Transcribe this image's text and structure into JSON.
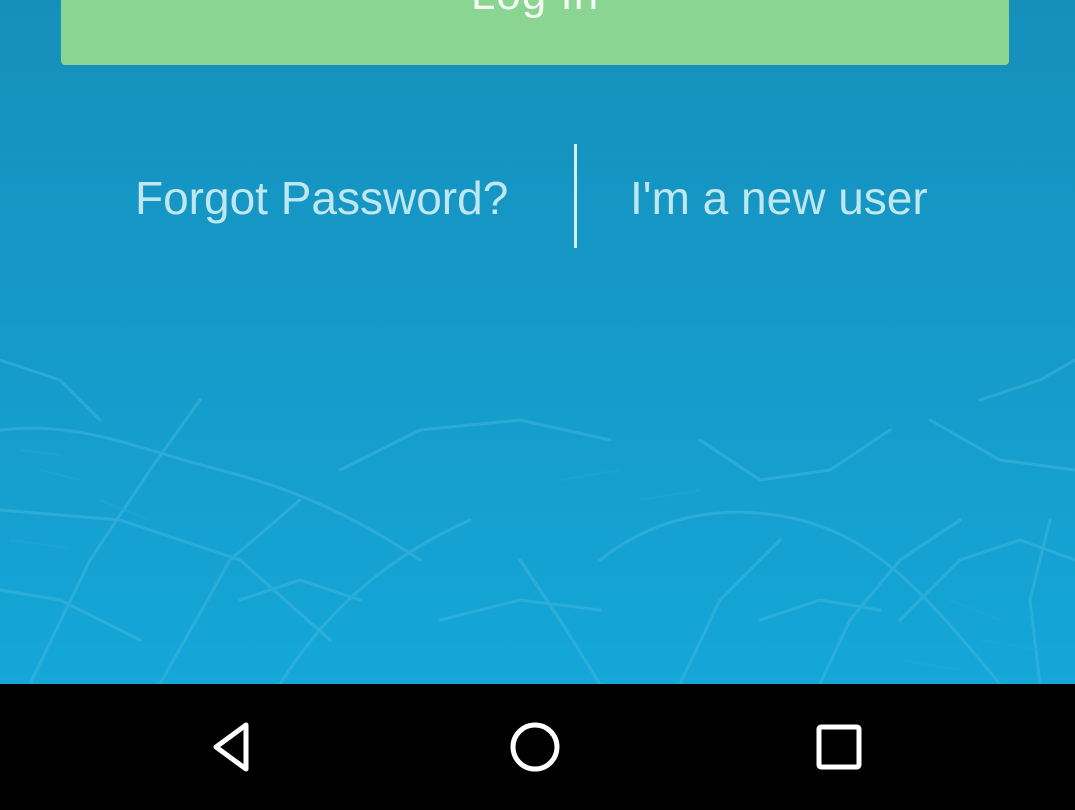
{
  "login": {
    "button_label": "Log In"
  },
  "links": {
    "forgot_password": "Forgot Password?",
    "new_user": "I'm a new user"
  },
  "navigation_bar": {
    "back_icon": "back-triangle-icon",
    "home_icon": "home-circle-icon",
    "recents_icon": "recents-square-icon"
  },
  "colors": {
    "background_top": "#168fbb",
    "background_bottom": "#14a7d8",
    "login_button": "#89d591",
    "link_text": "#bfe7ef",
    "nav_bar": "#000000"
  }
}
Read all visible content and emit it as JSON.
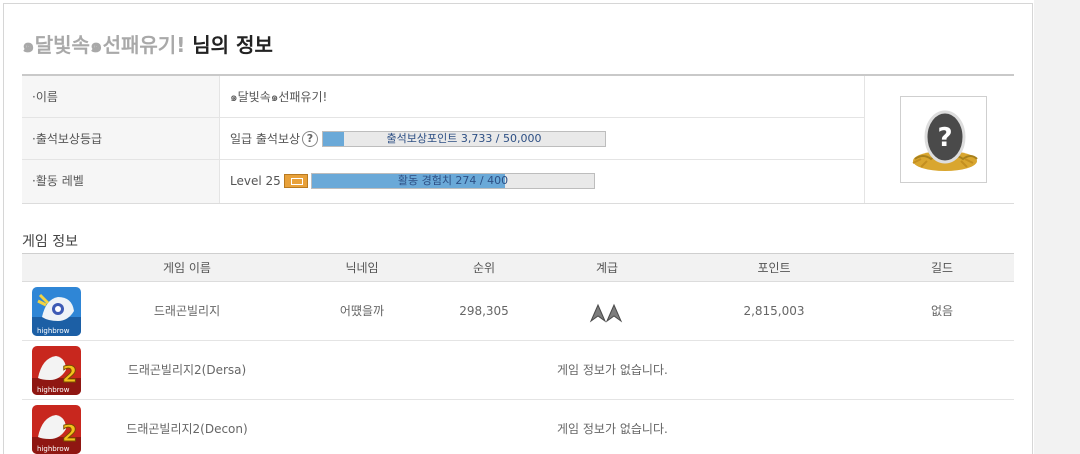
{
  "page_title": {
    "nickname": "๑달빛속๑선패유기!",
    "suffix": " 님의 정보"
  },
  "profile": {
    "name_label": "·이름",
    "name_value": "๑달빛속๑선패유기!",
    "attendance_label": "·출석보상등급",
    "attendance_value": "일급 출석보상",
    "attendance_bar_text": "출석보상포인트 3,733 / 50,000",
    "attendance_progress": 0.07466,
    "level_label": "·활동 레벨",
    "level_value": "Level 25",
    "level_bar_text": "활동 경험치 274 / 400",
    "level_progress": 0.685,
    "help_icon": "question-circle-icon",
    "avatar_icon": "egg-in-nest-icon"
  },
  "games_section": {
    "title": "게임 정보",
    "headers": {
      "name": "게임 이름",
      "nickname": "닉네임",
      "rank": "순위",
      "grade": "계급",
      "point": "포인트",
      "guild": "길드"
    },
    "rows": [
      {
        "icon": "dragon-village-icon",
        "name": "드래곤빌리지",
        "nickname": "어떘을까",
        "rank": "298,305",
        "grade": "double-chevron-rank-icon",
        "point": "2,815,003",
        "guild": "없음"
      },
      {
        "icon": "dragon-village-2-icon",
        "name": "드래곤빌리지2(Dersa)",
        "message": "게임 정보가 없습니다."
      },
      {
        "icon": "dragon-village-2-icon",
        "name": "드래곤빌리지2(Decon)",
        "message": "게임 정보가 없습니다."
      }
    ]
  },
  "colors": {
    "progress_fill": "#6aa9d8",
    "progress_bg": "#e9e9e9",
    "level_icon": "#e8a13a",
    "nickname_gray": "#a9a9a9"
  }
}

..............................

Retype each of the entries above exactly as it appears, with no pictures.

■ **Result for this task**
Transcribe this image's text and structure into JSON.
{
  "login": {
    "button_label": "Log In"
  },
  "links": {
    "forgot_password": "Forgot Password?",
    "new_user": "I'm a new user"
  },
  "navigation_bar": {
    "back_icon": "back-triangle-icon",
    "home_icon": "home-circle-icon",
    "recents_icon": "recents-square-icon"
  },
  "colors": {
    "background_top": "#168fbb",
    "background_bottom": "#14a7d8",
    "login_button": "#89d591",
    "link_text": "#bfe7ef",
    "nav_bar": "#000000"
  }
}
Read all visible content and emit it as JSON.
{
  "page_title": {
    "nickname": "๑달빛속๑선패유기!",
    "suffix": " 님의 정보"
  },
  "profile": {
    "name_label": "·이름",
    "name_value": "๑달빛속๑선패유기!",
    "attendance_label": "·출석보상등급",
    "attendance_value": "일급 출석보상",
    "attendance_bar_text": "출석보상포인트 3,733 / 50,000",
    "attendance_progress": 0.07466,
    "level_label": "·활동 레벨",
    "level_value": "Level 25",
    "level_bar_text": "활동 경험치 274 / 400",
    "level_progress": 0.685,
    "help_icon": "question-circle-icon",
    "avatar_icon": "egg-in-nest-icon"
  },
  "games_section": {
    "title": "게임 정보",
    "headers": {
      "name": "게임 이름",
      "nickname": "닉네임",
      "rank": "순위",
      "grade": "계급",
      "point": "포인트",
      "guild": "길드"
    },
    "rows": [
      {
        "icon": "dragon-village-icon",
        "name": "드래곤빌리지",
        "nickname": "어떘을까",
        "rank": "298,305",
        "grade": "double-chevron-rank-icon",
        "point": "2,815,003",
        "guild": "없음"
      },
      {
        "icon": "dragon-village-2-icon",
        "name": "드래곤빌리지2(Dersa)",
        "message": "게임 정보가 없습니다."
      },
      {
        "icon": "dragon-village-2-icon",
        "name": "드래곤빌리지2(Decon)",
        "message": "게임 정보가 없습니다."
      }
    ]
  },
  "colors": {
    "progress_fill": "#6aa9d8",
    "progress_bg": "#e9e9e9",
    "level_icon": "#e8a13a",
    "nickname_gray": "#a9a9a9"
  }
}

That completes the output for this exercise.